→ SUPPLIED ENTRIES:

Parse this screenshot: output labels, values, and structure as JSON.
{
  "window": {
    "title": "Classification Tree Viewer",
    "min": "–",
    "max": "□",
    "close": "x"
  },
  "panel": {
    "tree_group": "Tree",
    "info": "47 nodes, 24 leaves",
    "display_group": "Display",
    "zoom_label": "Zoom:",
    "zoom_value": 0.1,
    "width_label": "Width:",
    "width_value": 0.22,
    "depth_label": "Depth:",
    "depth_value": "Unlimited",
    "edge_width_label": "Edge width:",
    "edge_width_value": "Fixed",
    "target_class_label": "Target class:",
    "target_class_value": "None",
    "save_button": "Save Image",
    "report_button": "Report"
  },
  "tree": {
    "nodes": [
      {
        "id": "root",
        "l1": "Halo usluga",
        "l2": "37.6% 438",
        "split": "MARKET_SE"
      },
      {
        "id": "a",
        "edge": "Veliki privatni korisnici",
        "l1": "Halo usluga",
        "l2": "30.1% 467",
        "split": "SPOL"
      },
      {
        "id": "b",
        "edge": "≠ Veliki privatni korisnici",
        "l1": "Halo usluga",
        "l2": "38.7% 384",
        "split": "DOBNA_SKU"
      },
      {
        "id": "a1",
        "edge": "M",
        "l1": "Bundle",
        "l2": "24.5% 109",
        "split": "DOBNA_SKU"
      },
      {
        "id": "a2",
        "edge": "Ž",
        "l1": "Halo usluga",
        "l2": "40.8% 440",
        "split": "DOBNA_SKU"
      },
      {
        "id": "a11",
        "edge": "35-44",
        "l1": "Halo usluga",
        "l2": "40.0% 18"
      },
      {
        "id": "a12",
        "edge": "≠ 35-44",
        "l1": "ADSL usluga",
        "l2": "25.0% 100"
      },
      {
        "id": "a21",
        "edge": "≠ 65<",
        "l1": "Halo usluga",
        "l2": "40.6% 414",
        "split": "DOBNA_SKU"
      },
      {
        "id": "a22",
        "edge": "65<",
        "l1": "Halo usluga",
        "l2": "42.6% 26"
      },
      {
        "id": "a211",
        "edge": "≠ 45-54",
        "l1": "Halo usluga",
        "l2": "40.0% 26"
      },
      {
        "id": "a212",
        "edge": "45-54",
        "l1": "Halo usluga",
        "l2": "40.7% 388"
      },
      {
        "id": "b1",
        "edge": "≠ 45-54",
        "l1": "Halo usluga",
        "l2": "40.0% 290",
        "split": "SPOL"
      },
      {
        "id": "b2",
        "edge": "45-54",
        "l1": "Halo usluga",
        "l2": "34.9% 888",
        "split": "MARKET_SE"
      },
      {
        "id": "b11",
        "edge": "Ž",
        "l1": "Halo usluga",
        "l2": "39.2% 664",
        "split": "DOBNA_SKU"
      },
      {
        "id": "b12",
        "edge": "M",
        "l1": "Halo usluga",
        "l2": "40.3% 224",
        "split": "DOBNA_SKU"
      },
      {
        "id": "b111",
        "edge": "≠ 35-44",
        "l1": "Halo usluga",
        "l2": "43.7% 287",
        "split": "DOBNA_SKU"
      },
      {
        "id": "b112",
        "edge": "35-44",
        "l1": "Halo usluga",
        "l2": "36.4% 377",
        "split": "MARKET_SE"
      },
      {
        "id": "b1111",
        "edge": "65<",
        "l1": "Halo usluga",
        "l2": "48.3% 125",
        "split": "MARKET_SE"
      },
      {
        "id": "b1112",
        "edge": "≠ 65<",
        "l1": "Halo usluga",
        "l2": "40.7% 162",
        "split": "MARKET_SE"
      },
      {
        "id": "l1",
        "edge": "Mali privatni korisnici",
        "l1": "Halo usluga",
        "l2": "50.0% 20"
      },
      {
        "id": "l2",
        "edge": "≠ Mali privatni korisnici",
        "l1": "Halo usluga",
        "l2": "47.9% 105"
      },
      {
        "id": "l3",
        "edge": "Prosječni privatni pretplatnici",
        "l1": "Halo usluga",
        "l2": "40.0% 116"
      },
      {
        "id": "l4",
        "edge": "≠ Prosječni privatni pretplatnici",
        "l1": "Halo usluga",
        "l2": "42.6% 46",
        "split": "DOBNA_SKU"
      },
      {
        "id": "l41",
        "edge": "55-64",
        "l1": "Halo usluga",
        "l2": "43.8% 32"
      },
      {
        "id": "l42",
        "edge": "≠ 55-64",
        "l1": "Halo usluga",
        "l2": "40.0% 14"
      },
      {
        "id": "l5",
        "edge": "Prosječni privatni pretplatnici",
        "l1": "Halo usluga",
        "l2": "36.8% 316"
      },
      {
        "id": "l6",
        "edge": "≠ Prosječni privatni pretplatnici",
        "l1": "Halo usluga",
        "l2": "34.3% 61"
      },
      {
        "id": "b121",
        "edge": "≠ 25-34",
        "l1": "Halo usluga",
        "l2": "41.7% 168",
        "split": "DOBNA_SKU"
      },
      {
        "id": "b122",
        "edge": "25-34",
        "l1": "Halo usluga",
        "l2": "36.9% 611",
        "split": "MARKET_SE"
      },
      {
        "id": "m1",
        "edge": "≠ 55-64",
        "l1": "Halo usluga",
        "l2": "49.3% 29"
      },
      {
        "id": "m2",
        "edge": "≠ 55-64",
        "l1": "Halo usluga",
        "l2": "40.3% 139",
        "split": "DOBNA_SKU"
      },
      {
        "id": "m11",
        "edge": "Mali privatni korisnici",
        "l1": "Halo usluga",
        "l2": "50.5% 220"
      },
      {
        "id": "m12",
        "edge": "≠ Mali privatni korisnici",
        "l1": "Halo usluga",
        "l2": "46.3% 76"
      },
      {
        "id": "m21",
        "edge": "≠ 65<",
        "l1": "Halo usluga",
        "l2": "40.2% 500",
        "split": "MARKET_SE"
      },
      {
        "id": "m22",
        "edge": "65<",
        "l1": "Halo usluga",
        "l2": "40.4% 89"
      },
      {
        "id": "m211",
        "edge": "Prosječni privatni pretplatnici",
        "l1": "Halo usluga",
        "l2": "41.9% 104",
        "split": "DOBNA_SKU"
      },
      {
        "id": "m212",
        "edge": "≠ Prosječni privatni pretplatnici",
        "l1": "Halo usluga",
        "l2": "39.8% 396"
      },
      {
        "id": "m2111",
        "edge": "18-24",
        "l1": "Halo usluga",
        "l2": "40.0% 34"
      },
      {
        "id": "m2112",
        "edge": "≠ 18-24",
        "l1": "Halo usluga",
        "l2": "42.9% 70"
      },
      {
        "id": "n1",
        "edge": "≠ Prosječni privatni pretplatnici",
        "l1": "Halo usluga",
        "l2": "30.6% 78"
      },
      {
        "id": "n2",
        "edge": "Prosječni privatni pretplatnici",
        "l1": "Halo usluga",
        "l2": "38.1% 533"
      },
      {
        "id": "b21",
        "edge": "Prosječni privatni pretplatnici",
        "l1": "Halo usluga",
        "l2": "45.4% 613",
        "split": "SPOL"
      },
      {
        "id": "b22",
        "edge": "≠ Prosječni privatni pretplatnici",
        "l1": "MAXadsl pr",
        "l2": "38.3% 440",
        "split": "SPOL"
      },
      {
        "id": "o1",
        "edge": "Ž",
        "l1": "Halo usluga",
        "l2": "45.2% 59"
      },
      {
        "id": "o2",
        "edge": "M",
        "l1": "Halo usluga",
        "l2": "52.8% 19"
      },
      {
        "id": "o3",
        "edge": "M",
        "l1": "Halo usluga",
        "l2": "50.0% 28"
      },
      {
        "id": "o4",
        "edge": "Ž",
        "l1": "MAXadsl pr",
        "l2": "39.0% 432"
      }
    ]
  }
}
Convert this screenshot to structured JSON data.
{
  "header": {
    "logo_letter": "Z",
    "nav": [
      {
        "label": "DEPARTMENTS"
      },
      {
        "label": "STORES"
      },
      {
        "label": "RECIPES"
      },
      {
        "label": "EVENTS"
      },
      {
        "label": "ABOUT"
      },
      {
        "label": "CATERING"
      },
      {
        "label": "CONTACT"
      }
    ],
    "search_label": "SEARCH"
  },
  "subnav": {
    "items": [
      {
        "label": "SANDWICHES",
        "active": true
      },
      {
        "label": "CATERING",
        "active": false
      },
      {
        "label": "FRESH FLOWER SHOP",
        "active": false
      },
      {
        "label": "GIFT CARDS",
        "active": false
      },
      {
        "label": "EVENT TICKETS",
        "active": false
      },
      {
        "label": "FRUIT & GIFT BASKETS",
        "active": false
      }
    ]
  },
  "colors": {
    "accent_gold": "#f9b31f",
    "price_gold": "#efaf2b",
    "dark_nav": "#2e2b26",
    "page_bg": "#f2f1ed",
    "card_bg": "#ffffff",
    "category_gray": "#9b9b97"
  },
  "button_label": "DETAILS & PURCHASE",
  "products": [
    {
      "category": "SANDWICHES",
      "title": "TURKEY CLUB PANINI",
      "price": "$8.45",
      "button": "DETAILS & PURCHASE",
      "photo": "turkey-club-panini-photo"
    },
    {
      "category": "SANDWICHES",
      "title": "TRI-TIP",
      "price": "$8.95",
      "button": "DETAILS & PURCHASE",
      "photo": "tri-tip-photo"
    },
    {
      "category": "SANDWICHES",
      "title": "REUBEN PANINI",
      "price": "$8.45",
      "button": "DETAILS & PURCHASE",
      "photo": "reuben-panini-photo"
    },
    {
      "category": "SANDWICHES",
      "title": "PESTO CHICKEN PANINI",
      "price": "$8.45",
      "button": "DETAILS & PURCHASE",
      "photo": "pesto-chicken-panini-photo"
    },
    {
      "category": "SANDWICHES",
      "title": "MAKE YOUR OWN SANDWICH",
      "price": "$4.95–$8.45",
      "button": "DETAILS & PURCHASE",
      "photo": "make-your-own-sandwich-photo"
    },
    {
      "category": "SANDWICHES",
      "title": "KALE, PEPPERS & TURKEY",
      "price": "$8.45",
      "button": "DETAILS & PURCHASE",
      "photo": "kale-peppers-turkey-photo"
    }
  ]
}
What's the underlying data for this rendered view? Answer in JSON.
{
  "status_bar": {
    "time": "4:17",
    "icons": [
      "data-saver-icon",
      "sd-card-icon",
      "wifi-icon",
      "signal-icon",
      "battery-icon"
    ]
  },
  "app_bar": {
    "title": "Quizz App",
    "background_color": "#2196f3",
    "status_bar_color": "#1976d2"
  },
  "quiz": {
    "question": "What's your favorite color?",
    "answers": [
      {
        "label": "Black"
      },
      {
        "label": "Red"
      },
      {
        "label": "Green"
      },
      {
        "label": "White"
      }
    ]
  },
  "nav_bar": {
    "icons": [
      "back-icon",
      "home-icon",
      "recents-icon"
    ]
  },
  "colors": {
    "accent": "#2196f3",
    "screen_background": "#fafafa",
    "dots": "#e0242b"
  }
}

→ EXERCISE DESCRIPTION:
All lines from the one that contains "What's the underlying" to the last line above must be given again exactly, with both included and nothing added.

→ REPLY:
What's the underlying data for this rendered view? Answer in JSON.
{
  "status_bar": {
    "time": "4:17",
    "icons": [
      "data-saver-icon",
      "sd-card-icon",
      "wifi-icon",
      "signal-icon",
      "battery-icon"
    ]
  },
  "app_bar": {
    "title": "Quizz App",
    "background_color": "#2196f3",
    "status_bar_color": "#1976d2"
  },
  "quiz": {
    "question": "What's your favorite color?",
    "answers": [
      {
        "label": "Black"
      },
      {
        "label": "Red"
      },
      {
        "label": "Green"
      },
      {
        "label": "White"
      }
    ]
  },
  "nav_bar": {
    "icons": [
      "back-icon",
      "home-icon",
      "recents-icon"
    ]
  },
  "colors": {
    "accent": "#2196f3",
    "screen_background": "#fafafa",
    "dots": "#e0242b"
  }
}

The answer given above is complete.